|ITEM||Bearded mummy mask with bronze eyes|
|CULTURE||Egyptian, Late period|
|PERIOD||700 – 30 B.C|
|DIMENSIONS||400 mm x 220 mm|
|PROVENANCE||Ex U.S.A Gallery|
Ex New York private collection, acquired before 1948
|DESCRIPTION||Large carved sarcophagus mummy wood mask, waring a black painted headdress and royal beard with bronze eyes|
Wooden mummy masks from ancient Egypt, particularly during the Greco-Roman period, were remarkable artifacts that played a multifaceted role in the funerary customs of the time. These masks were not merely functional but also held deep religious significance. Crafted with meticulous detail, they depicted the likeness of the deceased and served as a visual representation of the individual’s identity in the afterlife. Their placement over the mummy’s head was believed to help the soul recognize and reunite with its body in the realm of the dead. Furthermore, these masks were designed to protect the deceased on their perilous journey through the afterlife, guarding against malevolent forces and ensuring a safe passage.

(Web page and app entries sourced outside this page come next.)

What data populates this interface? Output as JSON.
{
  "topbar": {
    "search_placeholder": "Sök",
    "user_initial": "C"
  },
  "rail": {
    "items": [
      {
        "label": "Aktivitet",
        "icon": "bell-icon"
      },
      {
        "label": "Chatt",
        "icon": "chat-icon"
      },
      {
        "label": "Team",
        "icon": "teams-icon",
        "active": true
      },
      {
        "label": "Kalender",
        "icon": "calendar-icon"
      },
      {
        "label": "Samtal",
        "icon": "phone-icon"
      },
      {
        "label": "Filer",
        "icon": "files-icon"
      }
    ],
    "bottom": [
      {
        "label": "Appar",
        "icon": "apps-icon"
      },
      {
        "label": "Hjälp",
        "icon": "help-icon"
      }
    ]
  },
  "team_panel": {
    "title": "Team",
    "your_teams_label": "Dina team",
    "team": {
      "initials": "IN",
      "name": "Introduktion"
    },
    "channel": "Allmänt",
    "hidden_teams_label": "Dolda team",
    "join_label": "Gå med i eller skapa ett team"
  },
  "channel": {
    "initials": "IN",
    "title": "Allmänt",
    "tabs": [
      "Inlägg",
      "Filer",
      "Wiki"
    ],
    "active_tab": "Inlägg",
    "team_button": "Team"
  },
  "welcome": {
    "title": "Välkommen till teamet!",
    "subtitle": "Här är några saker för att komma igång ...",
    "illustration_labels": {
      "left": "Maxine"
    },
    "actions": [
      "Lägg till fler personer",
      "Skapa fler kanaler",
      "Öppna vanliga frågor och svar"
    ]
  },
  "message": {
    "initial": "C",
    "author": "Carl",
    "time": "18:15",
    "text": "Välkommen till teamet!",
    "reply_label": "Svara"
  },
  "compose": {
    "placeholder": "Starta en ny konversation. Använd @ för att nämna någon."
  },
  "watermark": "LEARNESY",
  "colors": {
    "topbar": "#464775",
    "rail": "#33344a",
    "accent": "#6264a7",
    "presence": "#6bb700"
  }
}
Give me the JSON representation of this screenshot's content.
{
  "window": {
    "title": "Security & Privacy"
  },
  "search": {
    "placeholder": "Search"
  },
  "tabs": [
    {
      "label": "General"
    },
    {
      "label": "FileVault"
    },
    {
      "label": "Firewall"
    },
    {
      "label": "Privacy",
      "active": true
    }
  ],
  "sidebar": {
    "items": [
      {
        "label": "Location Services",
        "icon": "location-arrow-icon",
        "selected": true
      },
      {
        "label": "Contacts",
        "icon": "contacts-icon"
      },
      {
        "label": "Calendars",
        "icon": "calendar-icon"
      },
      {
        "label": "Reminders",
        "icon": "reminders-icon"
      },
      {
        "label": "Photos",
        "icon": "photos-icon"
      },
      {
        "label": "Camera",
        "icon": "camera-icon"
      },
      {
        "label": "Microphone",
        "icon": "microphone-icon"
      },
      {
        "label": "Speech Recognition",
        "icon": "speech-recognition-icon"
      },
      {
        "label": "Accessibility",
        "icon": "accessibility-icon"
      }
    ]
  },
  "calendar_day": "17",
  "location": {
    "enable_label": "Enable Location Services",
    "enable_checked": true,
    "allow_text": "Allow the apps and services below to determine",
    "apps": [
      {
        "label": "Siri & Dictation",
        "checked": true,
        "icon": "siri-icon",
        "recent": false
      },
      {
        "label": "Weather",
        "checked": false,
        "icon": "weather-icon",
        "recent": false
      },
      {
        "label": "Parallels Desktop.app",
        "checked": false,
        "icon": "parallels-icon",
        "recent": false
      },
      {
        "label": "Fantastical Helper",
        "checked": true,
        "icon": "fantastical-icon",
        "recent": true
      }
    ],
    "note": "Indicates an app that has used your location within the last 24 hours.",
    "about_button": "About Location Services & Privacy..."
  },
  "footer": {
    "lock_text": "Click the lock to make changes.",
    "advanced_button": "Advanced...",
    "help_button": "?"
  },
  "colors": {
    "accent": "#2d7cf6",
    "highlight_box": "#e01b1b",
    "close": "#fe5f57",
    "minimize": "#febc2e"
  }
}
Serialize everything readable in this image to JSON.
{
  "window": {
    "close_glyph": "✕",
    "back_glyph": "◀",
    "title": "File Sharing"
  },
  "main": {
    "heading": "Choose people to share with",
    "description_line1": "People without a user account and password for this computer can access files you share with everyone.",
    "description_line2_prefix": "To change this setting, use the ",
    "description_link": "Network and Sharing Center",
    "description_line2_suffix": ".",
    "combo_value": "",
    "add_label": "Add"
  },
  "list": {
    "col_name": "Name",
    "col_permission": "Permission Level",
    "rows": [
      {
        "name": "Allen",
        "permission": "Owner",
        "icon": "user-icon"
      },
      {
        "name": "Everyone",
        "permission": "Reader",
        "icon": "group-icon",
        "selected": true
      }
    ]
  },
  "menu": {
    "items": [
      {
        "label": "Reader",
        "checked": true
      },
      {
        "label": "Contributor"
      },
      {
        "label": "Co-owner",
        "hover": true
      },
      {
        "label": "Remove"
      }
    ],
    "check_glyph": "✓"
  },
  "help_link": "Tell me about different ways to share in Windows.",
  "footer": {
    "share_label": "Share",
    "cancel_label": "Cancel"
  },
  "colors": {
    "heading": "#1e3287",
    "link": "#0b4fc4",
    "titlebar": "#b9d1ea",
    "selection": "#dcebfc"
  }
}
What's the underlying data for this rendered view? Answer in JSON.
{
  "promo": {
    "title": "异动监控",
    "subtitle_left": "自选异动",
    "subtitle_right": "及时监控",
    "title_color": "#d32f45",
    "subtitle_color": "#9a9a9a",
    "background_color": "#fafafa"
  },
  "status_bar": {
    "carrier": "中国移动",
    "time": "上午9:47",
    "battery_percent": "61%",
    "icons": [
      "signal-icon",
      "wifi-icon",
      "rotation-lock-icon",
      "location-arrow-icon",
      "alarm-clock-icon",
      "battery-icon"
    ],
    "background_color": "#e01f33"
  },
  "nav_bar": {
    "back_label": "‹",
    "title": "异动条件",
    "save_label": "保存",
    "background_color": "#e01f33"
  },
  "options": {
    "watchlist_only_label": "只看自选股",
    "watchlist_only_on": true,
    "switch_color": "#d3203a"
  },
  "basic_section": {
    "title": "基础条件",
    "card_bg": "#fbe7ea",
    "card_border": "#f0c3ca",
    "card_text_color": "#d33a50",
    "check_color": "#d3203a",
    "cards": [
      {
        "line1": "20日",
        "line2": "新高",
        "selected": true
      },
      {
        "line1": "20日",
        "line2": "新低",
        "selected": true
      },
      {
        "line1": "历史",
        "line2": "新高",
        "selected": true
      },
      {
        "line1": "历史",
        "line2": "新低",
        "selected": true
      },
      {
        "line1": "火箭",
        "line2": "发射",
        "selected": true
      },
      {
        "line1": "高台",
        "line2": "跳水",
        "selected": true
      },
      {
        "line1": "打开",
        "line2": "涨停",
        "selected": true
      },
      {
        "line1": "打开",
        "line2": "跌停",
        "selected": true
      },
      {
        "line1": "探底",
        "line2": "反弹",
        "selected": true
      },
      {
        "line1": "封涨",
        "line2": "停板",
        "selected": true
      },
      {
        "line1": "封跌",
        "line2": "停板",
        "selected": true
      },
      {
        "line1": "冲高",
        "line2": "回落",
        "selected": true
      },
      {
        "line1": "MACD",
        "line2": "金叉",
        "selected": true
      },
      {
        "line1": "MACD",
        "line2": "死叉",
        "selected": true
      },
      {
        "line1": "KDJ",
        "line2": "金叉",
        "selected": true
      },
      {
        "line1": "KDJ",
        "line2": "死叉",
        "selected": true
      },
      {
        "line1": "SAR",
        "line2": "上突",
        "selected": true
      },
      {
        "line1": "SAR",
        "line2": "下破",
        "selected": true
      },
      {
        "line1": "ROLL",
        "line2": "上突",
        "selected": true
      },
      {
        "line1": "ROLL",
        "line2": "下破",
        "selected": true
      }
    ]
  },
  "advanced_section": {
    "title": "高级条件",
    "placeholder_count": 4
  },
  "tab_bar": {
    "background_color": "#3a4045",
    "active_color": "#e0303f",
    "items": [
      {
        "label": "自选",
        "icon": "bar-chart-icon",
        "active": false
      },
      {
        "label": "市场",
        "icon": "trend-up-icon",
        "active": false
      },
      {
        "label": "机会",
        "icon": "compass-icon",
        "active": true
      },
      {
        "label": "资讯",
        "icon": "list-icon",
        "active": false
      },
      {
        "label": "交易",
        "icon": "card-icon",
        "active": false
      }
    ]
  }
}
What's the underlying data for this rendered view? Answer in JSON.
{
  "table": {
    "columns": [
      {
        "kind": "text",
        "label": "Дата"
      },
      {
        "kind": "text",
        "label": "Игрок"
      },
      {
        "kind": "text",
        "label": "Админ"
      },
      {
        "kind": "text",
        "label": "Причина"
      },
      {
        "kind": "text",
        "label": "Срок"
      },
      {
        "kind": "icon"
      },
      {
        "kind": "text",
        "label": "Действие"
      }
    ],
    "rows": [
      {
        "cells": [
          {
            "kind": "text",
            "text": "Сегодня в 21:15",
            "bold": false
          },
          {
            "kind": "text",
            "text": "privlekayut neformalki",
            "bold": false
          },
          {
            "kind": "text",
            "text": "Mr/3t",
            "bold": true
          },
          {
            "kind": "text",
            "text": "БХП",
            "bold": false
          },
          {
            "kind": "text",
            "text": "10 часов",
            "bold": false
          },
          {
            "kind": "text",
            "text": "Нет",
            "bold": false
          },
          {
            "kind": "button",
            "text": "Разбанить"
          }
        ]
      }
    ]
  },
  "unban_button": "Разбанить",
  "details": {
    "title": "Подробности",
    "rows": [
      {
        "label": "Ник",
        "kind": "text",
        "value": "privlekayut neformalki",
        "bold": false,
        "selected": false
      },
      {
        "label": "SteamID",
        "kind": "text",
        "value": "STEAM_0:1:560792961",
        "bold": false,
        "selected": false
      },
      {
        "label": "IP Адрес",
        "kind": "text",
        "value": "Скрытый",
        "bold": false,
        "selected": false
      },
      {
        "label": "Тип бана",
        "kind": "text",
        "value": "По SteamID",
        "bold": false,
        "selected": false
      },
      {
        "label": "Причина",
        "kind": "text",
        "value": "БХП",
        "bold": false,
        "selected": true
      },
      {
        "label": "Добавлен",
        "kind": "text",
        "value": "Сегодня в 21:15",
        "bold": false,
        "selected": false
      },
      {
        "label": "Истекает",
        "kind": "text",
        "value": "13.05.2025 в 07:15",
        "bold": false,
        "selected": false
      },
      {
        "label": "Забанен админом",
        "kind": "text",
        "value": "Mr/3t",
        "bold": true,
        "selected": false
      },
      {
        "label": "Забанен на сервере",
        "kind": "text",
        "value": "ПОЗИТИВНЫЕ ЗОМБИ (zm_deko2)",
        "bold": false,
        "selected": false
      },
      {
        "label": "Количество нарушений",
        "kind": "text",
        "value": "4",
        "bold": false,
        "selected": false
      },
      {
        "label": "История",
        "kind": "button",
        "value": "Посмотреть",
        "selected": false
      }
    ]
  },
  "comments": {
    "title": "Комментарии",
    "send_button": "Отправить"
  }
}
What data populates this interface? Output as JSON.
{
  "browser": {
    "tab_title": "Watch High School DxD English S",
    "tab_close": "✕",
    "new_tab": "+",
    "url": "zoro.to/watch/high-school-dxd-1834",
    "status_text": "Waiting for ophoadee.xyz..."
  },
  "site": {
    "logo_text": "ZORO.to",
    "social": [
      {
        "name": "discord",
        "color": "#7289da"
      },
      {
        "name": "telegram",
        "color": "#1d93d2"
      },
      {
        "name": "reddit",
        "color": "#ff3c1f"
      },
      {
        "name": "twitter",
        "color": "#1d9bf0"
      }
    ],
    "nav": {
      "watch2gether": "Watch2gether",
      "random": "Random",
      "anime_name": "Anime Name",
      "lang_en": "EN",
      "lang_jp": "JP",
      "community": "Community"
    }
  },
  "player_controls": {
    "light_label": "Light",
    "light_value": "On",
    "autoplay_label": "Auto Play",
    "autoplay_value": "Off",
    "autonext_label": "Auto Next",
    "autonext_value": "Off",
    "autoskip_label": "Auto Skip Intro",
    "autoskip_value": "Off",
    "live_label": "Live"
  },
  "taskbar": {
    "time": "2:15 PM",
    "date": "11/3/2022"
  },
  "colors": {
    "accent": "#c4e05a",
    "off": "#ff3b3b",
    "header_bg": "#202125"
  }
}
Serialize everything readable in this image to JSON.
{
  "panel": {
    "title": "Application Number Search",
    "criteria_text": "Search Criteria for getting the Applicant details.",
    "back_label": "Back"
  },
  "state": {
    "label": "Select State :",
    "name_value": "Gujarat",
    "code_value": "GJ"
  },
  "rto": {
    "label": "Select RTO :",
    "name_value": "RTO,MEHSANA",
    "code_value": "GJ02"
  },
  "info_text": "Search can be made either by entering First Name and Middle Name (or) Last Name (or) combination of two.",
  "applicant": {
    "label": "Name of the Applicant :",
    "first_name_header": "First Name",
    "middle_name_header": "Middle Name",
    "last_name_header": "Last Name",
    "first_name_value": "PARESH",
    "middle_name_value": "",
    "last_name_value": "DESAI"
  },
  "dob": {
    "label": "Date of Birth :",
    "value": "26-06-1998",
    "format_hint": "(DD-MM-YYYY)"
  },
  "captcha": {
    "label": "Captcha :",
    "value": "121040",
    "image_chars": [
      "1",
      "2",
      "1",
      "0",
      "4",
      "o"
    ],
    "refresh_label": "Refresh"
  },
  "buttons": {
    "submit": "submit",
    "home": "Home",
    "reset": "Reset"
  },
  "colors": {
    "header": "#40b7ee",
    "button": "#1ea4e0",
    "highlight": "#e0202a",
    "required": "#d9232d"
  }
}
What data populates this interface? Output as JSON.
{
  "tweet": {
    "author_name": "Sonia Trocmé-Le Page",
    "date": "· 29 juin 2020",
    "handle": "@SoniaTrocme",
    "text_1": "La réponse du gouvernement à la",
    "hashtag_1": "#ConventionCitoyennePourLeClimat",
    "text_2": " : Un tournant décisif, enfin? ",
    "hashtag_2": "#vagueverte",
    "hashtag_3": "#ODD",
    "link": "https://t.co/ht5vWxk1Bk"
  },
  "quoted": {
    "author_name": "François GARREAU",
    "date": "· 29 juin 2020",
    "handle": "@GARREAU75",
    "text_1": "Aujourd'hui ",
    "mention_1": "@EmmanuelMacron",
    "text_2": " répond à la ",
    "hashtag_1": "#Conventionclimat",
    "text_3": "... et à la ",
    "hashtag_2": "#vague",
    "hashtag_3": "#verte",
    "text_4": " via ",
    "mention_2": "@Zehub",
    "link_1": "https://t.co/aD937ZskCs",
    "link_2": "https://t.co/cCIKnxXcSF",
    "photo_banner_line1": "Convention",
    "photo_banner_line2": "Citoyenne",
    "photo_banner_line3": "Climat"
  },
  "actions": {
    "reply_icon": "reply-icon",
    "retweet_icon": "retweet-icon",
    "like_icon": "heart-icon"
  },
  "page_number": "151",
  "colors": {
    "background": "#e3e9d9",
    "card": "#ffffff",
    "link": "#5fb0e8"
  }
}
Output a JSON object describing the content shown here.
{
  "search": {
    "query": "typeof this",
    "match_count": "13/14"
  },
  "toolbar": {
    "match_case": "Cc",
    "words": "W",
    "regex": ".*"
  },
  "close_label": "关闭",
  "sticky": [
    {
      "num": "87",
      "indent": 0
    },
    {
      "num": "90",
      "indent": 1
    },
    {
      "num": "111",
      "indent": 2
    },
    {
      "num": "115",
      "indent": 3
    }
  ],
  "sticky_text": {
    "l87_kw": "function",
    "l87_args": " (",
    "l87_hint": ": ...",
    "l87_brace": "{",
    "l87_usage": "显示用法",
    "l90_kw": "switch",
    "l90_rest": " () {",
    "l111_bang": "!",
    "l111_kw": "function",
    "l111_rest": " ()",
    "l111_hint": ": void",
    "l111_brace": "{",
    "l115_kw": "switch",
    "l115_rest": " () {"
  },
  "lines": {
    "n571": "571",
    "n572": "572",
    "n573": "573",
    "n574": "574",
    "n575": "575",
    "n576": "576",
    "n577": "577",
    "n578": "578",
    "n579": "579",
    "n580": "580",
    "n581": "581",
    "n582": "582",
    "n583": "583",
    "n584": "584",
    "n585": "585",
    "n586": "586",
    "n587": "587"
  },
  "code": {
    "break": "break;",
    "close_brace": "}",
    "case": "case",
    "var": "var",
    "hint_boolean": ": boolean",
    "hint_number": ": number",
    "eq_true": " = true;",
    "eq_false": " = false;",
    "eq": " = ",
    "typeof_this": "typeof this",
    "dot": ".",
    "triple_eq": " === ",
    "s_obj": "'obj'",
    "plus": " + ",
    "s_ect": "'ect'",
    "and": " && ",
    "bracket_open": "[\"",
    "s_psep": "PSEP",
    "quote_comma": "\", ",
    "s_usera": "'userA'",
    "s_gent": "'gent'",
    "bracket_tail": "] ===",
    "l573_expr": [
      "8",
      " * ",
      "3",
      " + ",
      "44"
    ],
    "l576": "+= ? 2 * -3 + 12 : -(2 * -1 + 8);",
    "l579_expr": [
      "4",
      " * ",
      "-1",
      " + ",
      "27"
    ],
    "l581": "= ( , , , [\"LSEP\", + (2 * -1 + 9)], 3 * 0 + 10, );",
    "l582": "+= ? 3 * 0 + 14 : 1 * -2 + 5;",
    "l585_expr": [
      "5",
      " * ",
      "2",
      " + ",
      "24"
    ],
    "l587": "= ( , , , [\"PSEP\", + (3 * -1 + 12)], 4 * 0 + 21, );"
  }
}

The wooden mummy masks were not only religious objects but also works of art. They showcased the skills of ancient Egyptian artisans who created these masks using a combination of wood, linen, and plaster. The masks were often painted with vibrant colors and adorned with symbolic imagery from Egyptian mythology and religious texts. This artistic element served to honor the deceased and underscore the cultural importance of the individual’s transition to the afterlife.